The first batch of fabric that I had sent to the manufacturer disappeared. We don’t even know where it went, it simple vanished. I am still trying to get a refund. Hoping, once again, to speed up the process, I have ordered another batch and had that also sent directly to the manufacturer. I have watched the tracking information on both batches like a hawk, and noticed that the address on the fabric has been changed each time from what I had submitted. The latest address isn’t even an address I have used before. I contacted the manufacturer to confirm his address and his response was “Yes, that is the correct address, but where did you get Suite __ from?”
Explaining that I did not put that address on the package, I knew things did not bode well for my latest attempt to have fabric delivered to my contact.
I continued to watch the tracking in frustration as the package was marked as undeliverable because there was nowhere secure to leave the package. So a note was left (at the incorrect address) for the person (who doesn’t work at that location) to pick the package up at the local post office.
I couldn’t make this stuff up.
I tracked down the phone number of the most likely post office location in the area and called them. A very helpful supervisor located my package and said that he could not do anything for me over the phone. He explained that if no one came to pick the package up, it would have to be returned to the sender. I explained my predicament and the fact that the fabric company just happens to be on vacation for a few weeks, as of two days prior. The whole thing would be funny if it was not so maddening. He must have taken pity on my plight because he said he knew the location and that he could go by on his way home and hand deliver the package.
A helpful postal employee? They DO exist!

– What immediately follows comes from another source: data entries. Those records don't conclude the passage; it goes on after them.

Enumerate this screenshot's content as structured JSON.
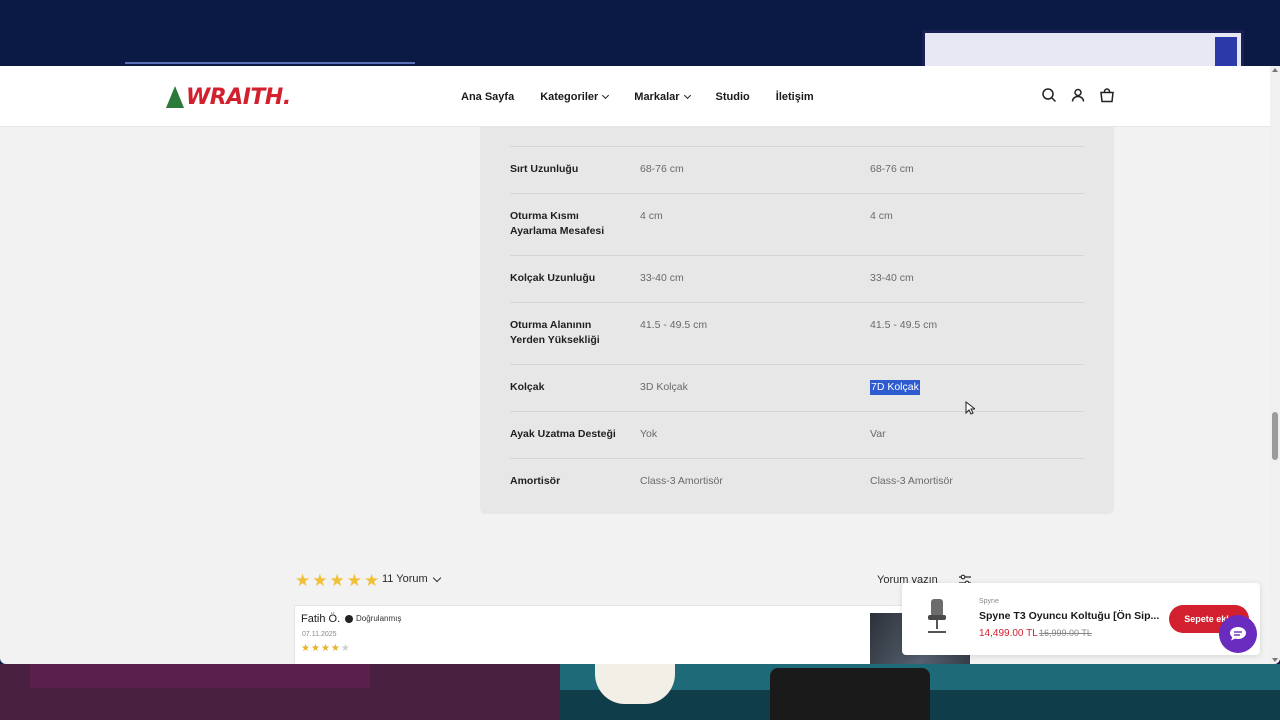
{
  "header": {
    "logo_text": "WRAITH.",
    "nav": [
      {
        "label": "Ana Sayfa"
      },
      {
        "label": "Kategoriler"
      },
      {
        "label": "Markalar"
      },
      {
        "label": "Studio"
      },
      {
        "label": "İletişim"
      }
    ]
  },
  "specs": {
    "rows": [
      {
        "label": "Sırt Uzunluğu",
        "value_1": "68-76 cm",
        "value_2": "68-76 cm"
      },
      {
        "label": "Oturma Kısmı Ayarlama Mesafesi",
        "value_1": "4 cm",
        "value_2": "4 cm"
      },
      {
        "label": "Kolçak Uzunluğu",
        "value_1": "33-40 cm",
        "value_2": "33-40 cm"
      },
      {
        "label": "Oturma Alanının Yerden Yüksekliği",
        "value_1": "41.5 - 49.5 cm",
        "value_2": "41.5 - 49.5 cm"
      },
      {
        "label": "Kolçak",
        "value_1": "3D Kolçak",
        "value_2": "7D Kolçak"
      },
      {
        "label": "Ayak Uzatma Desteği",
        "value_1": "Yok",
        "value_2": "Var"
      },
      {
        "label": "Amortisör",
        "value_1": "Class-3 Amortisör",
        "value_2": "Class-3 Amortisör"
      }
    ]
  },
  "reviews": {
    "rating": 5,
    "count_label": "11 Yorum",
    "write_label": "Yorum yazın",
    "items": [
      {
        "name": "Fatih Ö.",
        "verified_label": "Doğrulanmış",
        "date": "07.11.2025",
        "rating": 4
      }
    ]
  },
  "sticky": {
    "brand": "Spyne",
    "title": "Spyne T3 Oyuncu Koltuğu [Ön Sip...",
    "price": "14,499.00 TL",
    "old_price": "16,999.00 TL",
    "button_label": "Sepete ekle"
  },
  "colors": {
    "brand_red": "#d2202e",
    "selection_blue": "#2f5bd1",
    "chat_purple": "#6a2bbf",
    "star_gold": "#f0c03a"
  }
}
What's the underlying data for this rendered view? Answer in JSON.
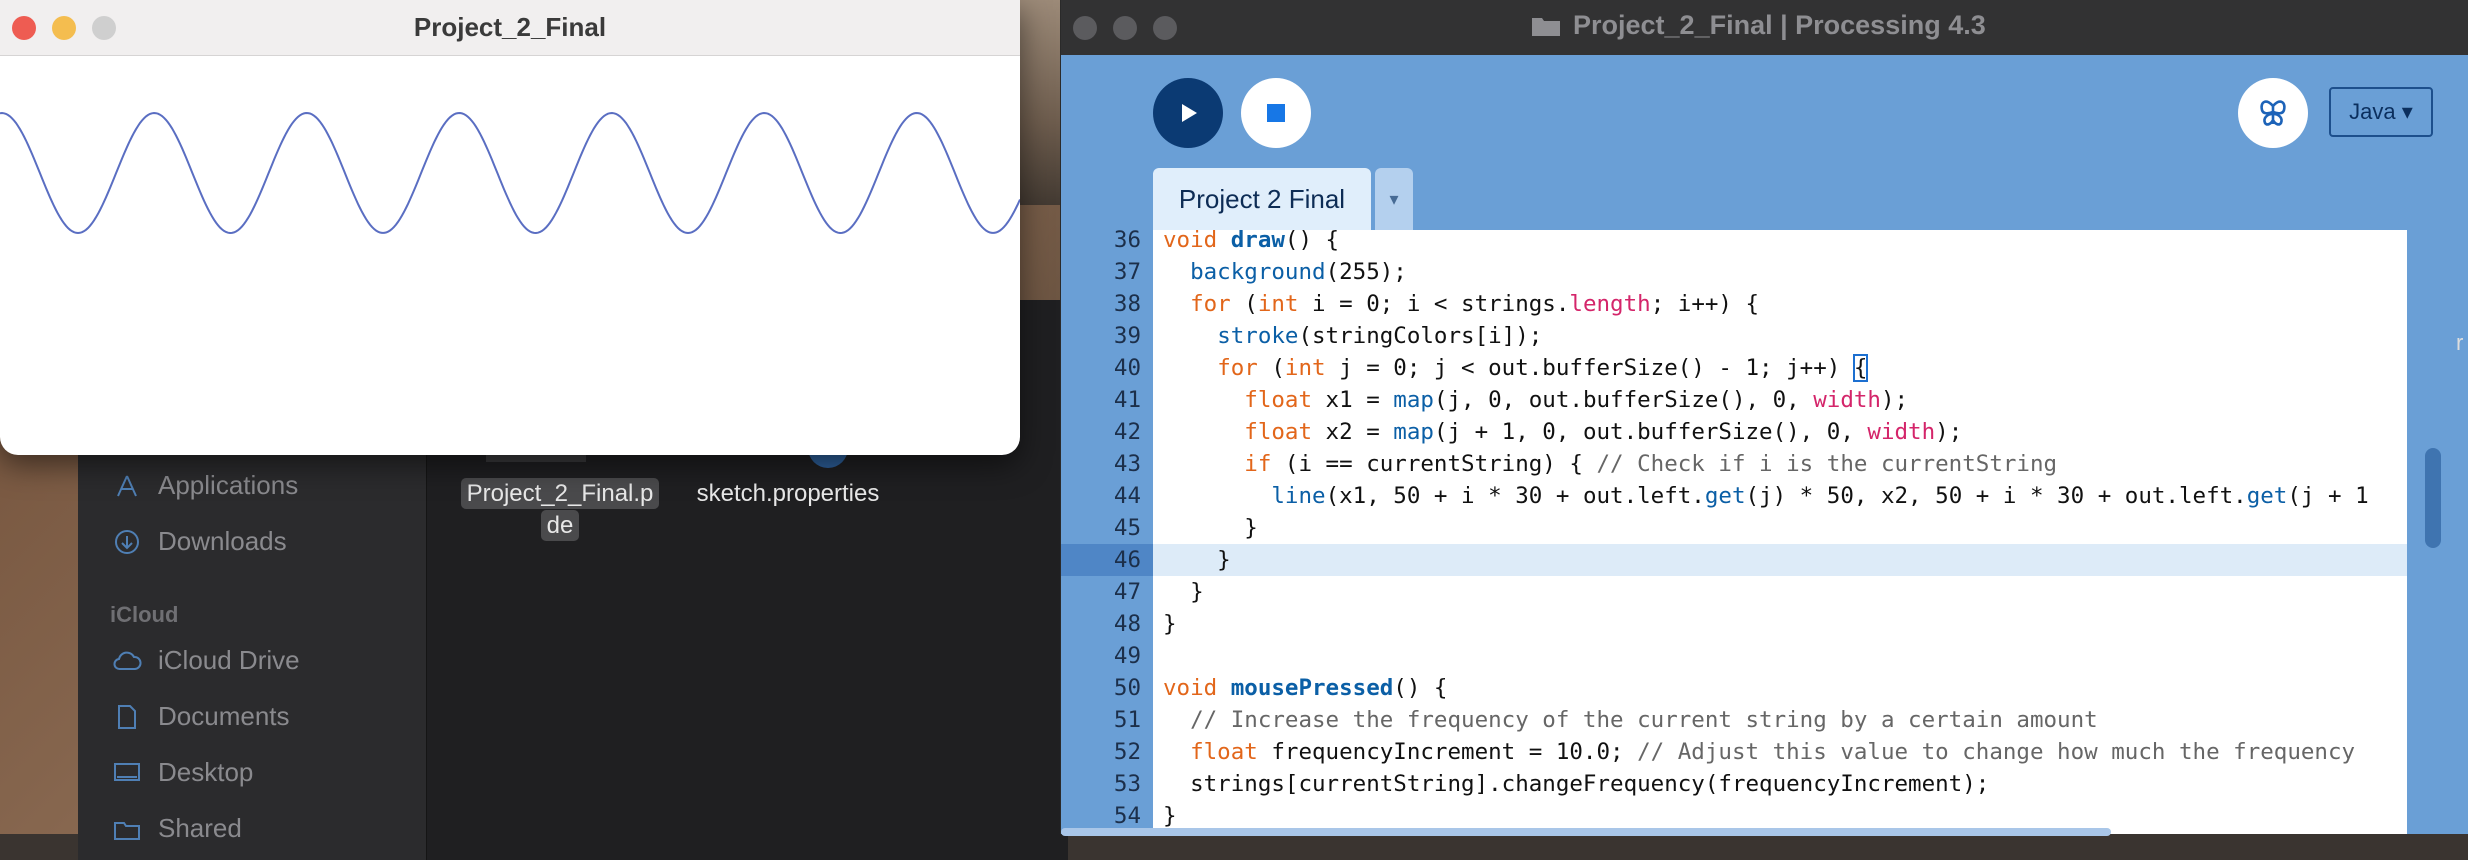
{
  "desktop": {
    "right_edge_char": "r"
  },
  "finder": {
    "sidebar": {
      "items": [
        {
          "label": "Applications",
          "icon": "applications-icon"
        },
        {
          "label": "Downloads",
          "icon": "downloads-icon"
        }
      ],
      "icloud_header": "iCloud",
      "icloud_items": [
        {
          "label": "iCloud Drive",
          "icon": "cloud-icon"
        },
        {
          "label": "Documents",
          "icon": "document-icon"
        },
        {
          "label": "Desktop",
          "icon": "desktop-icon"
        },
        {
          "label": "Shared",
          "icon": "shared-folder-icon"
        }
      ]
    },
    "files": [
      {
        "line1": "Project_2_Final.p",
        "line2": "de"
      },
      {
        "line1": "sketch.properties"
      }
    ]
  },
  "sketch_window": {
    "title": "Project_2_Final",
    "wave_color": "#5a6ec2",
    "background": "#ffffff"
  },
  "ide": {
    "title": "Project_2_Final | Processing 4.3",
    "mode": "Java ▾",
    "tab_label": "Project 2 Final",
    "tab_menu": "▾",
    "colors": {
      "toolbar": "#6a9fd6",
      "run": "#0b3a73",
      "highlight_line": "#ddebf8"
    },
    "lines": [
      {
        "n": "36",
        "code": "void draw() {"
      },
      {
        "n": "37",
        "code": "  background(255);"
      },
      {
        "n": "38",
        "code": "  for (int i = 0; i < strings.length; i++) {"
      },
      {
        "n": "39",
        "code": "    stroke(stringColors[i]);"
      },
      {
        "n": "40",
        "code": "    for (int j = 0; j < out.bufferSize() - 1; j++) {"
      },
      {
        "n": "41",
        "code": "      float x1 = map(j, 0, out.bufferSize(), 0, width);"
      },
      {
        "n": "42",
        "code": "      float x2 = map(j + 1, 0, out.bufferSize(), 0, width);"
      },
      {
        "n": "43",
        "code": "      if (i == currentString) { // Check if i is the currentString"
      },
      {
        "n": "44",
        "code": "        line(x1, 50 + i * 30 + out.left.get(j) * 50, x2, 50 + i * 30 + out.left.get(j + 1"
      },
      {
        "n": "45",
        "code": "      }"
      },
      {
        "n": "46",
        "code": "    }"
      },
      {
        "n": "47",
        "code": "  }"
      },
      {
        "n": "48",
        "code": "}"
      },
      {
        "n": "49",
        "code": ""
      },
      {
        "n": "50",
        "code": "void mousePressed() {"
      },
      {
        "n": "51",
        "code": "  // Increase the frequency of the current string by a certain amount"
      },
      {
        "n": "52",
        "code": "  float frequencyIncrement = 10.0; // Adjust this value to change how much the frequency"
      },
      {
        "n": "53",
        "code": "  strings[currentString].changeFrequency(frequencyIncrement);"
      },
      {
        "n": "54",
        "code": "}"
      }
    ],
    "highlighted_line": "46"
  }
}
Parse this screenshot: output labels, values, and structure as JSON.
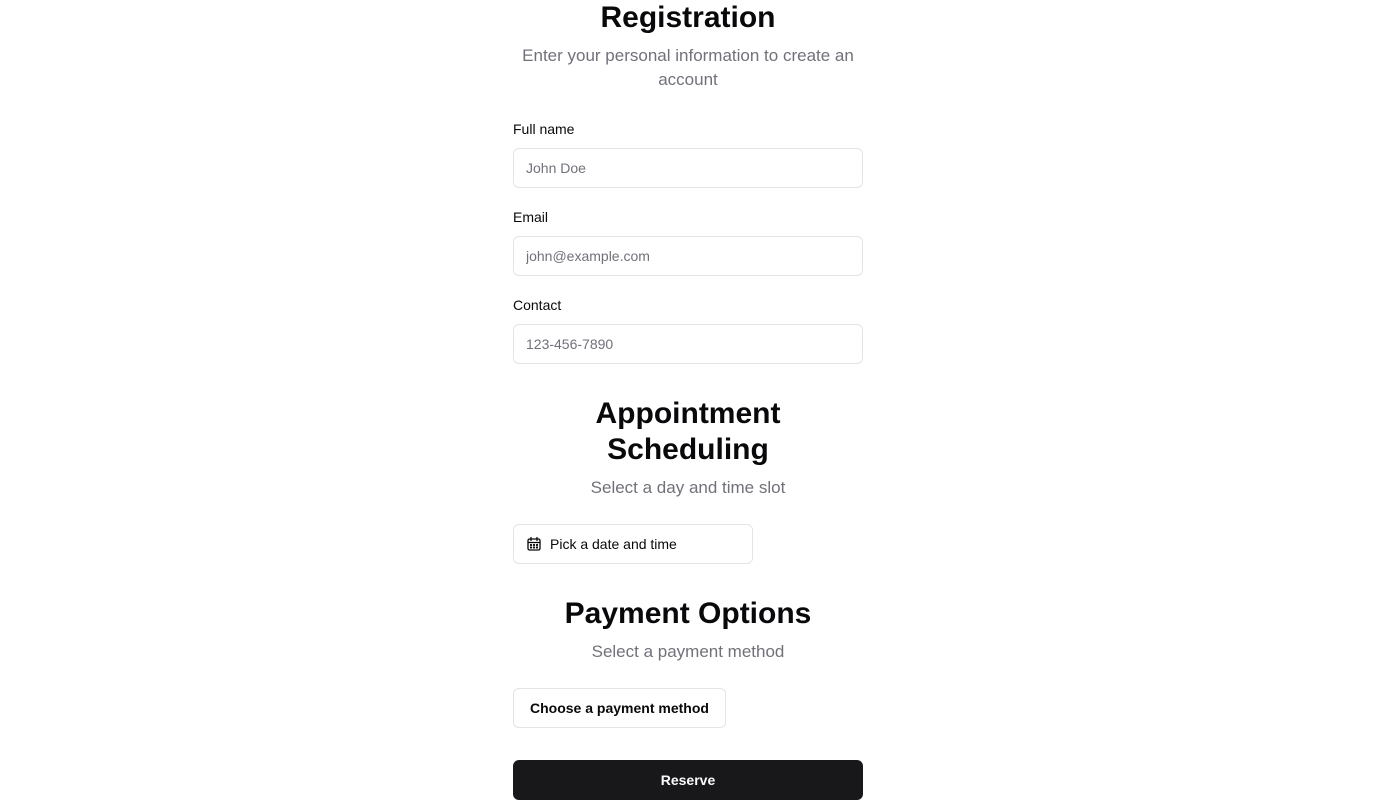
{
  "registration": {
    "title": "Registration",
    "subtitle": "Enter your personal information to create an account",
    "fields": [
      {
        "label": "Full name",
        "placeholder": "John Doe"
      },
      {
        "label": "Email",
        "placeholder": "john@example.com"
      },
      {
        "label": "Contact",
        "placeholder": "123-456-7890"
      }
    ]
  },
  "appointment": {
    "title": "Appointment Scheduling",
    "subtitle": "Select a day and time slot",
    "picker_label": "Pick a date and time",
    "picker_icon": "calendar-icon"
  },
  "payment": {
    "title": "Payment Options",
    "subtitle": "Select a payment method",
    "button_label": "Choose a payment method"
  },
  "actions": {
    "reserve_label": "Reserve"
  },
  "colors": {
    "primary_button": "#18181b",
    "border": "#e4e4e7",
    "muted_text": "#71717a"
  }
}
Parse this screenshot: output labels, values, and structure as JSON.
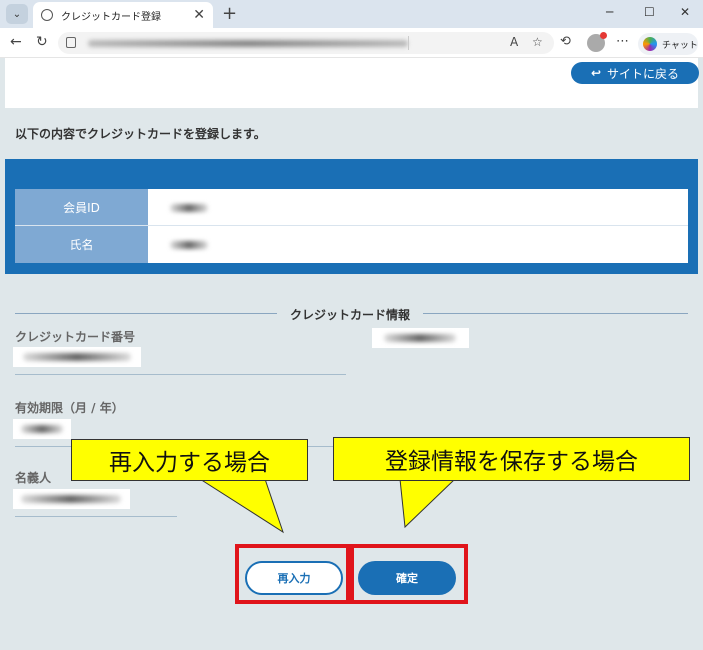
{
  "browser": {
    "tab_title": "クレジットカード登録",
    "new_tab_symbol": "+",
    "tab_close_symbol": "✕",
    "minimize_symbol": "─",
    "maximize_symbol": "☐",
    "close_symbol": "✕",
    "chat_label": "チャット"
  },
  "header": {
    "back_button_label": "サイトに戻る"
  },
  "intro_text": "以下の内容でクレジットカードを登録します。",
  "member_info": {
    "rows": [
      {
        "label": "会員ID"
      },
      {
        "label": "氏名"
      }
    ]
  },
  "card_info": {
    "section_title": "クレジットカード情報",
    "card_number_label": "クレジットカード番号",
    "expiry_label": "有効期限（月 / 年）",
    "holder_label": "名義人"
  },
  "callouts": {
    "reenter_note": "再入力する場合",
    "save_note": "登録情報を保存する場合"
  },
  "buttons": {
    "reenter_label": "再入力",
    "confirm_label": "確定"
  },
  "colors": {
    "accent_blue": "#1a6fb5",
    "callout_yellow": "#ffff00",
    "highlight_red": "#e0141b"
  }
}
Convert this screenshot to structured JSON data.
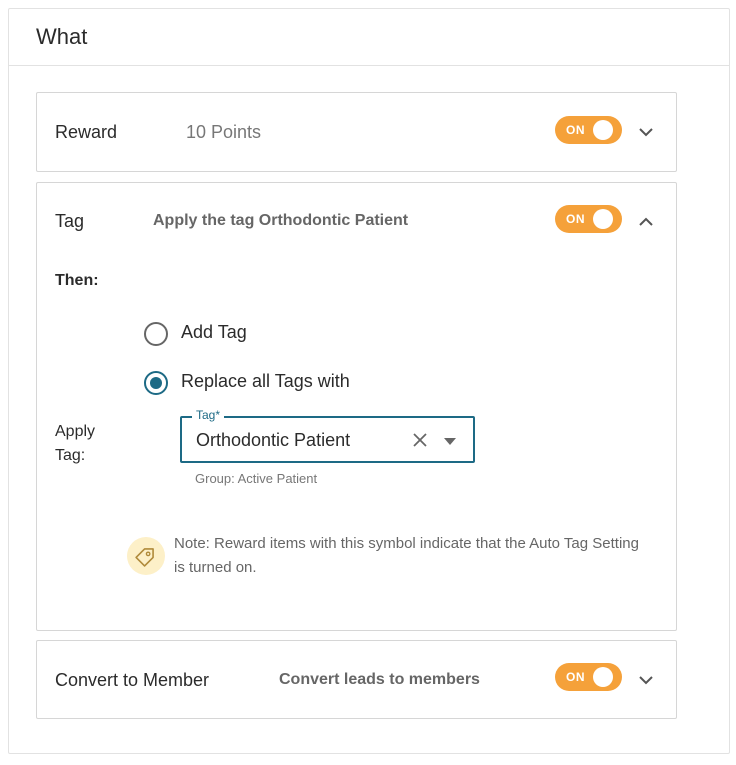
{
  "card": {
    "title": "What"
  },
  "reward": {
    "title": "Reward",
    "summary": "10 Points",
    "toggle_label": "ON"
  },
  "tag": {
    "title": "Tag",
    "summary": "Apply the tag Orthodontic Patient",
    "toggle_label": "ON",
    "then_label": "Then:",
    "options": [
      "Add Tag",
      "Replace all Tags with"
    ],
    "selected_option": "Replace all Tags with",
    "apply_label": "Apply Tag:",
    "field_label": "Tag*",
    "field_value": "Orthodontic Patient",
    "group_text": "Group: Active Patient",
    "note": "Note: Reward items with this symbol indicate that the Auto Tag Setting is turned on.",
    "note_icon": "tag-icon"
  },
  "convert": {
    "title": "Convert to Member",
    "summary": "Convert leads to members",
    "toggle_label": "ON"
  },
  "colors": {
    "accent": "#1d6a85",
    "toggle_on": "#f5a13a",
    "note_icon_bg": "#fdf0c8"
  }
}
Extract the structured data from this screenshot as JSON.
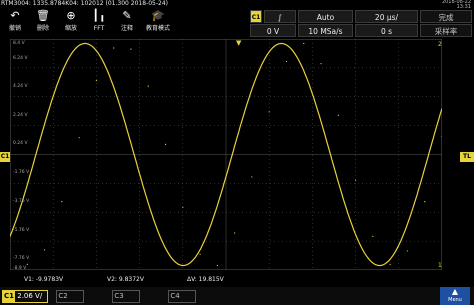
{
  "header": {
    "device_info": "RTM3004: 1335.8784K04: 102012 (01.300 2018-05-24)",
    "date": "2018-08-22",
    "time": "13:31"
  },
  "toolbar": [
    {
      "label": "撤销",
      "icon": "undo-icon"
    },
    {
      "label": "删除",
      "icon": "delete-icon"
    },
    {
      "label": "缩放",
      "icon": "zoom-icon"
    },
    {
      "label": "FFT",
      "icon": "fft-icon"
    },
    {
      "label": "注释",
      "icon": "annotate-icon"
    },
    {
      "label": "教育模式",
      "icon": "education-icon"
    }
  ],
  "trigger_panel": {
    "channel": "C1",
    "slope_symbol": "∫",
    "mode": "Auto",
    "timebase": "20 µs/",
    "status": "完成",
    "level": "0 V",
    "sample_rate": "10 MSa/s",
    "position": "0 s",
    "sample_rate_label": "采样率"
  },
  "y_axis_labels": [
    "8.4 V",
    "6.24 V",
    "4.24 V",
    "2.24 V",
    "0.24 V",
    "-1.76 V",
    "-3.76 V",
    "-5.76 V",
    "-7.76 V",
    "-8.9 V"
  ],
  "markers": {
    "channel": "C1",
    "trigger": "TL",
    "cursor1": "1",
    "cursor2": "2"
  },
  "measurements": {
    "v1": "V1: -9.9783V",
    "v2": "V2: 9.8372V",
    "dv": "ΔV: 19.815V"
  },
  "bottom": {
    "ch1_scale": "2.06 V/",
    "ch2": "C2",
    "ch3": "C3",
    "ch4": "C4",
    "menu_label": "Menu"
  },
  "colors": {
    "trace": "#e6d23b",
    "grid": "#5a5a5a",
    "background": "#000000",
    "menu": "#1f4fa0"
  },
  "chart_data": {
    "type": "line",
    "x_unit": "µs",
    "y_unit": "V",
    "xlim": [
      -100,
      100
    ],
    "ylim": [
      -10.3,
      10.3
    ],
    "frequency_khz": 11.0,
    "amplitude_v": 9.9,
    "series": [
      {
        "x": [
          -100,
          -92,
          -84,
          -76,
          -68,
          -60,
          -52,
          -44,
          -36,
          -28,
          -20,
          -12,
          -4,
          4,
          12,
          20,
          28,
          36,
          44,
          52,
          60,
          68,
          76,
          84,
          92,
          100
        ],
        "values": [
          -7.3,
          -9.8,
          -8.5,
          -4.2,
          1.5,
          6.6,
          9.5,
          9.4,
          6.1,
          0.9,
          -4.7,
          -8.9,
          -9.9,
          -7.0,
          -2.0,
          3.8,
          8.3,
          9.9,
          8.1,
          3.5,
          -2.3,
          -7.3,
          -9.8,
          -8.6,
          -4.2,
          1.6
        ]
      }
    ]
  }
}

A day or two later I had confirmation that my manufacturer had the package of fabric and that we were once again on track to make my prototypes.